References Cited by the Examiner UNITED STATES PATENTS 314,155 3/1885 Taylor 179-115.5 1,471,547 10/1923 Chilowsky et al 340-8 1,743,265 1/1930 Depew.

1,965,226 7/1934 Fessenden 340-12 2,956,278 10/1960 Branchu 340-14 2,964,730 12/1960 yBlanchard 340-12 2,967,956 1/1961 Dranetz et al. 340-8 BENJAMIN A. BORCHELT, Primary Examiner.

CHESTER L. JUSTUS, Examiner.

R, M. SKOLNIK, P. A. SHANLEY, Assistant Examiners.
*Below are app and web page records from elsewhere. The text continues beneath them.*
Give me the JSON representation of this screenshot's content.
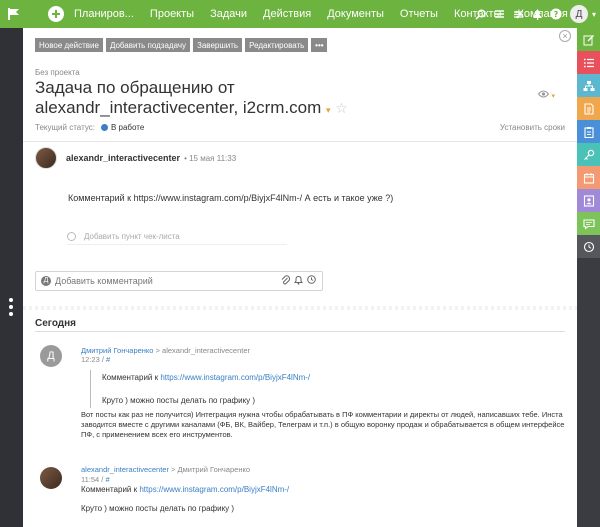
{
  "topbar": {
    "nav": [
      "Планиров...",
      "Проекты",
      "Задачи",
      "Действия",
      "Документы",
      "Отчеты",
      "Контакты",
      "Компания"
    ],
    "avatar_letter": "Д"
  },
  "toolbar": {
    "buttons": [
      "Новое действие",
      "Добавить подзадачу",
      "Завершить",
      "Редактировать"
    ],
    "more": "•••"
  },
  "task": {
    "project": "Без проекта",
    "title": "Задача по обращению от alexandr_interactivecenter, i2crm.com",
    "status_label": "Текущий статус:",
    "status_value": "В работе",
    "set_deadline": "Установить сроки",
    "author": "alexandr_interactivecenter",
    "date": "• 15 мая 11:33",
    "body": "Комментарий к https://www.instagram.com/p/BiyjxF4lNm-/ А есть и такое уже ?)",
    "checklist_placeholder": "Добавить пункт чек-листа"
  },
  "comment_box": {
    "placeholder": "Добавить комментарий"
  },
  "today": {
    "heading": "Сегодня"
  },
  "comments": [
    {
      "avatar": "Д",
      "author": "Дмитрий Гончаренко",
      "recipient": "> alexandr_interactivecenter",
      "time": "12:23",
      "hash": "#",
      "quote_prefix": "Комментарий к",
      "quote_link": "https://www.instagram.com/p/BiyjxF4lNm-/",
      "quote_text": "Круто ) можно посты делать по графику )",
      "text": "Вот посты как раз не получится) Интеграция нужна чтобы обрабатывать в ПФ комментарии и директы от людей, написавших тебе. Инста заводится вместе с другими каналами (ФБ, ВК, Вайбер, Телеграм и т.п.) в общую воронку продаж и обрабатывается в общем интерфейсе ПФ, с применением всех его инструментов."
    },
    {
      "author": "alexandr_interactivecenter",
      "recipient": "> Дмитрий Гончаренко",
      "time": "11:54",
      "hash": "#",
      "link_prefix": "Комментарий к",
      "link": "https://www.instagram.com/p/BiyjxF4lNm-/",
      "text": "Круто ) можно посты делать по графику )"
    }
  ],
  "colors": {
    "topbar": "#6db33f",
    "link": "#3a7fc6",
    "accent": "#e8a23a",
    "status_dot": "#3a7fc6"
  },
  "right_panel_icons": [
    {
      "name": "edit-icon",
      "color": "#6db33f"
    },
    {
      "name": "list-icon",
      "color": "#e8505b"
    },
    {
      "name": "org-chart-icon",
      "color": "#5bb8d0"
    },
    {
      "name": "document-icon",
      "color": "#f0a64a"
    },
    {
      "name": "clipboard-icon",
      "color": "#4a90d9"
    },
    {
      "name": "key-icon",
      "color": "#4bc2b8"
    },
    {
      "name": "calendar-icon",
      "color": "#f39a72"
    },
    {
      "name": "contacts-icon",
      "color": "#a08ad8"
    },
    {
      "name": "chat-icon",
      "color": "#7cc35a"
    },
    {
      "name": "history-icon",
      "color": "#55575d"
    }
  ]
}
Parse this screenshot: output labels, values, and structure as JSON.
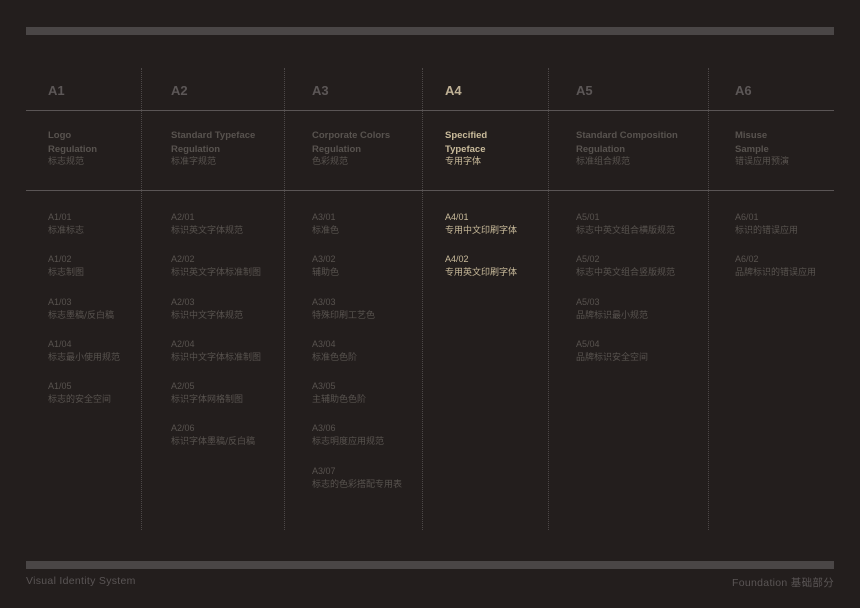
{
  "columns": [
    {
      "code": "A1",
      "title_lines": [
        "Logo",
        "Regulation"
      ],
      "title_cn": "标志规范",
      "items": [
        {
          "code": "A1/01",
          "label": "标准标志"
        },
        {
          "code": "A1/02",
          "label": "标志制图"
        },
        {
          "code": "A1/03",
          "label": "标志墨稿/反白稿"
        },
        {
          "code": "A1/04",
          "label": "标志最小使用规范"
        },
        {
          "code": "A1/05",
          "label": "标志的安全空间"
        }
      ]
    },
    {
      "code": "A2",
      "title_lines": [
        "Standard Typeface",
        "Regulation"
      ],
      "title_cn": "标准字规范",
      "items": [
        {
          "code": "A2/01",
          "label": "标识英文字体规范"
        },
        {
          "code": "A2/02",
          "label": "标识英文字体标准制图"
        },
        {
          "code": "A2/03",
          "label": "标识中文字体规范"
        },
        {
          "code": "A2/04",
          "label": "标识中文字体标准制图"
        },
        {
          "code": "A2/05",
          "label": "标识字体网格制图"
        },
        {
          "code": "A2/06",
          "label": "标识字体墨稿/反白稿"
        }
      ]
    },
    {
      "code": "A3",
      "title_lines": [
        "Corporate Colors",
        "Regulation"
      ],
      "title_cn": "色彩规范",
      "items": [
        {
          "code": "A3/01",
          "label": "标准色"
        },
        {
          "code": "A3/02",
          "label": "辅助色"
        },
        {
          "code": "A3/03",
          "label": "特殊印刷工艺色"
        },
        {
          "code": "A3/04",
          "label": "标准色色阶"
        },
        {
          "code": "A3/05",
          "label": "主辅助色色阶"
        },
        {
          "code": "A3/06",
          "label": "标志明度应用规范"
        },
        {
          "code": "A3/07",
          "label": "标志的色彩搭配专用表"
        }
      ]
    },
    {
      "code": "A4",
      "active": true,
      "title_lines": [
        "Specified",
        "Typeface"
      ],
      "title_cn": "专用字体",
      "items": [
        {
          "code": "A4/01",
          "label": "专用中文印刷字体"
        },
        {
          "code": "A4/02",
          "label": "专用英文印刷字体"
        }
      ]
    },
    {
      "code": "A5",
      "title_lines": [
        "Standard Composition",
        "Regulation"
      ],
      "title_cn": "标准组合规范",
      "items": [
        {
          "code": "A5/01",
          "label": "标志中英文组合横版规范"
        },
        {
          "code": "A5/02",
          "label": "标志中英文组合竖版规范"
        },
        {
          "code": "A5/03",
          "label": "品牌标识最小规范"
        },
        {
          "code": "A5/04",
          "label": "品牌标识安全空间"
        }
      ]
    },
    {
      "code": "A6",
      "title_lines": [
        "Misuse",
        "Sample"
      ],
      "title_cn": "错误应用预演",
      "items": [
        {
          "code": "A6/01",
          "label": "标识的错误应用"
        },
        {
          "code": "A6/02",
          "label": "品牌标识的错误应用"
        }
      ]
    }
  ],
  "footer": {
    "left": "Visual Identity System",
    "right_en": "Foundation",
    "right_cn": "基础部分"
  },
  "colors": {
    "background": "#231e1d",
    "muted_text": "#58534f",
    "active_text": "#c9bb9b",
    "bar": "#4a4646"
  }
}
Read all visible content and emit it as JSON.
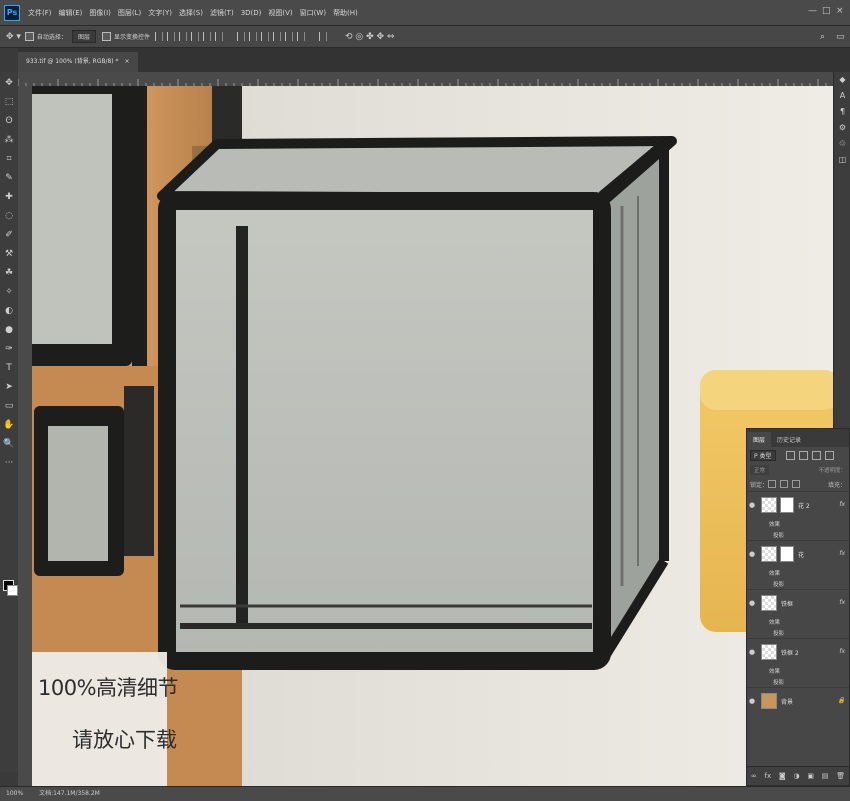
{
  "app": {
    "logo": "Ps"
  },
  "menu": [
    "文件(F)",
    "编辑(E)",
    "图像(I)",
    "图层(L)",
    "文字(Y)",
    "选择(S)",
    "滤镜(T)",
    "3D(D)",
    "视图(V)",
    "窗口(W)",
    "帮助(H)"
  ],
  "window_controls": [
    "—",
    "□",
    "×"
  ],
  "options": {
    "move_icon": "move-tool-icon",
    "auto_select_label": "自动选择：",
    "auto_select_target": "图层",
    "transform_label": "显示变换控件"
  },
  "document_tab": {
    "title": "933.tif @ 100% (背景, RGB/8) *",
    "close": "×"
  },
  "tools": [
    "✥",
    "⬚",
    "ʘ",
    "⁂",
    "⌗",
    "✎",
    "✚",
    "◌",
    "✐",
    "⚒",
    "☘",
    "✧",
    "◐",
    "●",
    "✑",
    "T",
    "➤",
    "▭",
    "✋",
    "🔍",
    "···"
  ],
  "right_dock": [
    "◆",
    "A",
    "¶",
    "⚙",
    "♲",
    "◫"
  ],
  "watermark": {
    "line1": "100%高清细节",
    "line2": "请放心下载"
  },
  "layers_panel": {
    "tabs": [
      "图层",
      "历史记录"
    ],
    "filter_kind": "P 类型",
    "blend_mode": "正常",
    "opacity_label": "不透明度：",
    "lock_label": "锁定：",
    "fill_label": "填充：",
    "layers": [
      {
        "name": "花 2",
        "has_mask": true,
        "fx": "fx",
        "effects_label": "效果",
        "effect": "投影"
      },
      {
        "name": "花",
        "has_mask": true,
        "fx": "fx",
        "effects_label": "效果",
        "effect": "投影"
      },
      {
        "name": "铁框",
        "has_mask": false,
        "fx": "fx",
        "effects_label": "效果",
        "effect": "投影"
      },
      {
        "name": "铁框 2",
        "has_mask": false,
        "fx": "fx",
        "effects_label": "效果",
        "effect": "投影"
      },
      {
        "name": "背景",
        "has_mask": false,
        "locked": true
      }
    ],
    "bottom_icons": [
      "∞",
      "fx",
      "◙",
      "◑",
      "▣",
      "▤",
      "🗑"
    ]
  },
  "status": {
    "zoom": "100%",
    "doc": "文档:147.1M/358.2M"
  }
}
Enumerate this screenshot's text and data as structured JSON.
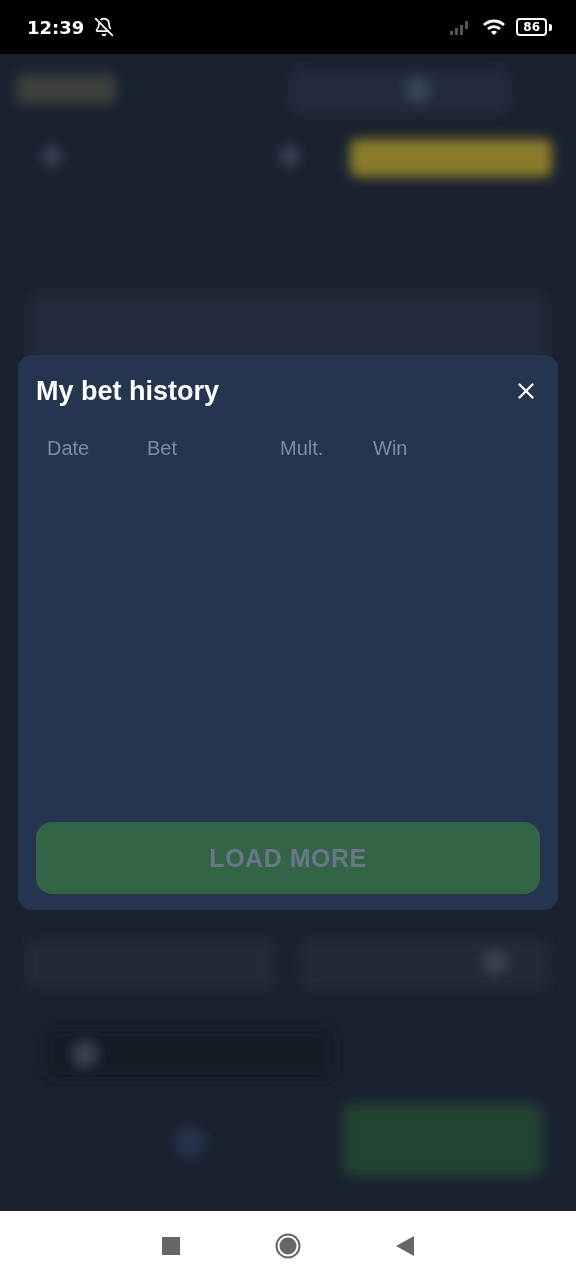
{
  "status_bar": {
    "time": "12:39",
    "battery": "86"
  },
  "dialog": {
    "title": "My bet history",
    "columns": [
      "Date",
      "Bet",
      "Mult.",
      "Win"
    ],
    "load_more": {
      "label": "LOAD MORE",
      "disabled": true
    }
  }
}
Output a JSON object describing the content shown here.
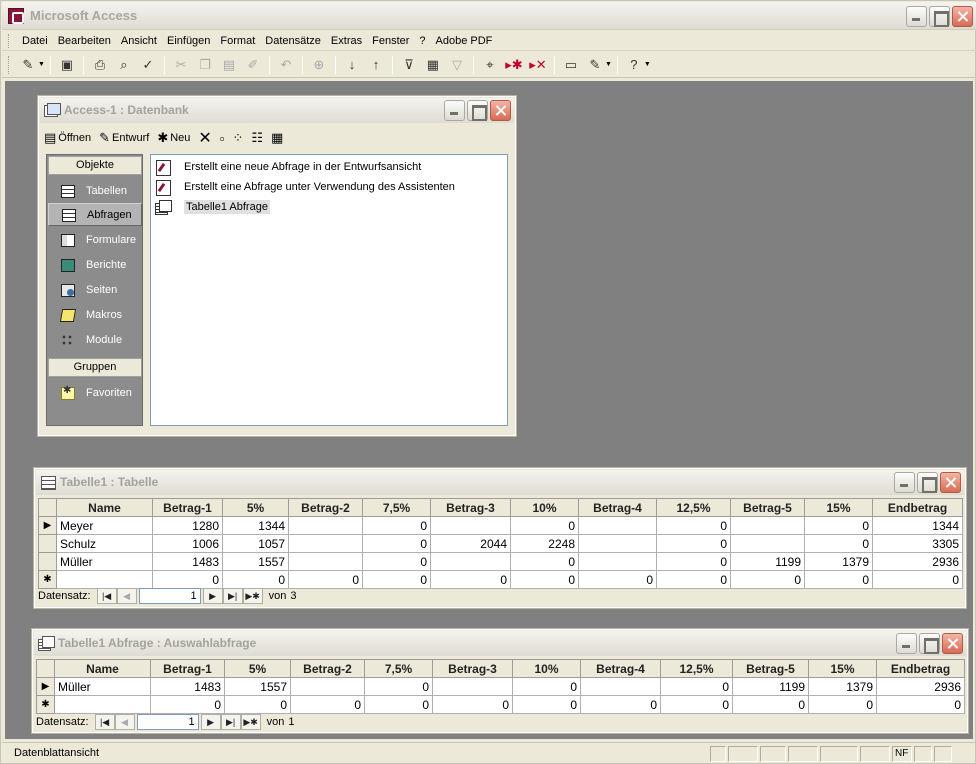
{
  "app": {
    "title": "Microsoft Access",
    "accent_color": "#8a1538",
    "mdi_background": "#808080"
  },
  "menu": [
    {
      "label": "Datei",
      "icon": ""
    },
    {
      "label": "Bearbeiten"
    },
    {
      "label": "Ansicht"
    },
    {
      "label": "Einfügen"
    },
    {
      "label": "Format"
    },
    {
      "label": "Datensätze"
    },
    {
      "label": "Extras"
    },
    {
      "label": "Fenster"
    },
    {
      "label": "?"
    },
    {
      "label": "Adobe PDF"
    }
  ],
  "toolbar": {
    "icons": [
      "design-view-icon",
      "save-icon",
      "print-icon",
      "print-preview-icon",
      "spelling-icon",
      "cut-icon",
      "copy-icon",
      "paste-icon",
      "format-painter-icon",
      "undo-icon",
      "hyperlink-icon",
      "sort-ascending-icon",
      "sort-descending-icon",
      "filter-by-selection-icon",
      "filter-by-form-icon",
      "apply-filter-icon",
      "find-icon",
      "new-record-icon",
      "delete-record-icon",
      "database-window-icon",
      "new-object-icon",
      "help-icon"
    ]
  },
  "db_window": {
    "title": "Access-1 : Datenbank",
    "toolbar": {
      "open_label": "Öffnen",
      "design_label": "Entwurf",
      "new_label": "Neu"
    },
    "objects_header": "Objekte",
    "groups_header": "Gruppen",
    "nav_items": [
      {
        "label": "Tabellen",
        "icon": "table-icon"
      },
      {
        "label": "Abfragen",
        "icon": "query-icon",
        "selected": true
      },
      {
        "label": "Formulare",
        "icon": "form-icon"
      },
      {
        "label": "Berichte",
        "icon": "report-icon"
      },
      {
        "label": "Seiten",
        "icon": "page-icon"
      },
      {
        "label": "Makros",
        "icon": "macro-icon"
      },
      {
        "label": "Module",
        "icon": "module-icon"
      }
    ],
    "favorites_label": "Favoriten",
    "list": [
      {
        "label": "Erstellt eine neue Abfrage in der Entwurfsansicht",
        "icon": "wizard-icon"
      },
      {
        "label": "Erstellt eine Abfrage unter Verwendung des Assistenten",
        "icon": "wizard-icon"
      },
      {
        "label": "Tabelle1 Abfrage",
        "icon": "query-icon",
        "selected": true
      }
    ]
  },
  "table_window": {
    "title": "Tabelle1 : Tabelle",
    "columns": [
      "Name",
      "Betrag-1",
      "5%",
      "Betrag-2",
      "7,5%",
      "Betrag-3",
      "10%",
      "Betrag-4",
      "12,5%",
      "Betrag-5",
      "15%",
      "Endbetrag"
    ],
    "rows": [
      [
        "Meyer",
        "1280",
        "1344",
        "",
        "0",
        "",
        "0",
        "",
        "0",
        "",
        "0",
        "1344"
      ],
      [
        "Schulz",
        "1006",
        "1057",
        "",
        "0",
        "2044",
        "2248",
        "",
        "0",
        "",
        "0",
        "3305"
      ],
      [
        "Müller",
        "1483",
        "1557",
        "",
        "0",
        "",
        "0",
        "",
        "0",
        "1199",
        "1379",
        "2936"
      ]
    ],
    "new_row": [
      "",
      "0",
      "0",
      "0",
      "0",
      "0",
      "0",
      "0",
      "0",
      "0",
      "0",
      "0"
    ],
    "nav": {
      "label": "Datensatz:",
      "current": "1",
      "of_label": "von",
      "total": "3"
    }
  },
  "query_window": {
    "title": "Tabelle1 Abfrage : Auswahlabfrage",
    "columns": [
      "Name",
      "Betrag-1",
      "5%",
      "Betrag-2",
      "7,5%",
      "Betrag-3",
      "10%",
      "Betrag-4",
      "12,5%",
      "Betrag-5",
      "15%",
      "Endbetrag"
    ],
    "rows": [
      [
        "Müller",
        "1483",
        "1557",
        "",
        "0",
        "",
        "0",
        "",
        "0",
        "1199",
        "1379",
        "2936"
      ]
    ],
    "new_row": [
      "",
      "0",
      "0",
      "0",
      "0",
      "0",
      "0",
      "0",
      "0",
      "0",
      "0",
      "0"
    ],
    "nav": {
      "label": "Datensatz:",
      "current": "1",
      "of_label": "von",
      "total": "1"
    }
  },
  "statusbar": {
    "text": "Datenblattansicht",
    "indicator": "NF"
  }
}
Patent Citations
Cited PatentFiling datePublication dateApplicantTitle
US314155 *Mar 17, 1885 Telephone-receiver
US1471547 *May 19, 1917Oct 23, 1923Chilowsky ConstantinProduction of submarine signals and the location of suemarine orjects
US1743265 *Feb 12, 1926Jan 14, 1930Ignatz LauterInductively-actuated loud-speaker
US1965226 *Aug 8, 1927Jul 3, 1934Submarine Signal CorpMethod and apparatus for sound transmission
US2956278 *May 13, 1958Oct 11, 1960Branchu Paul JosephAircraft-guidance system
US2964730 *Feb 25, 1955Dec 13, 1960Schlumberger Well Surv CorpElectro-acoustic transducer having coaxially spaced cylindrical coils
US2967956 *Apr 19, 1955Jan 10, 1961Gulton Ind IncTransducer
Referenced by
Citing PatentFiling datePublication dateApplicantTitle
US3341811 *Sep 12, 1966Sep 12, 1967Phillips Petroleum CoAcoustical signal generating
US4463825 *Jun 28, 1982Aug 7, 1984James M. BirdMethod and apparatus for generation of acoustic energy
US4796724 *Oct 7, 1985Jan 10, 1989Messerschmitt-Boelkow Blohm Gesellschaft Mit Beschraenkter HaftungProcess and devices for producing pressure - or shear-waves in a solid medium
US6595285 *Apr 10, 2001Jul 22, 2003Institut Francais Du PetroleMethod and device for emitting radial seismic waves in a material medium by electromagnetic induction
EP0275427A1 *Dec 1, 1987Jul 27, 1988Siemens AktiengesellschaftShock wave discharge tube
Classifications
U.S. Classification181/113, 367/140
International ClassificationG10K9/00, G01V1/02, G01V1/40, G10K9/12, G01V1/52
Cooperative ClassificationG01V1/02, G01V1/52, G10K9/12
European ClassificationG10K9/12, G01V1/52, G01V1/02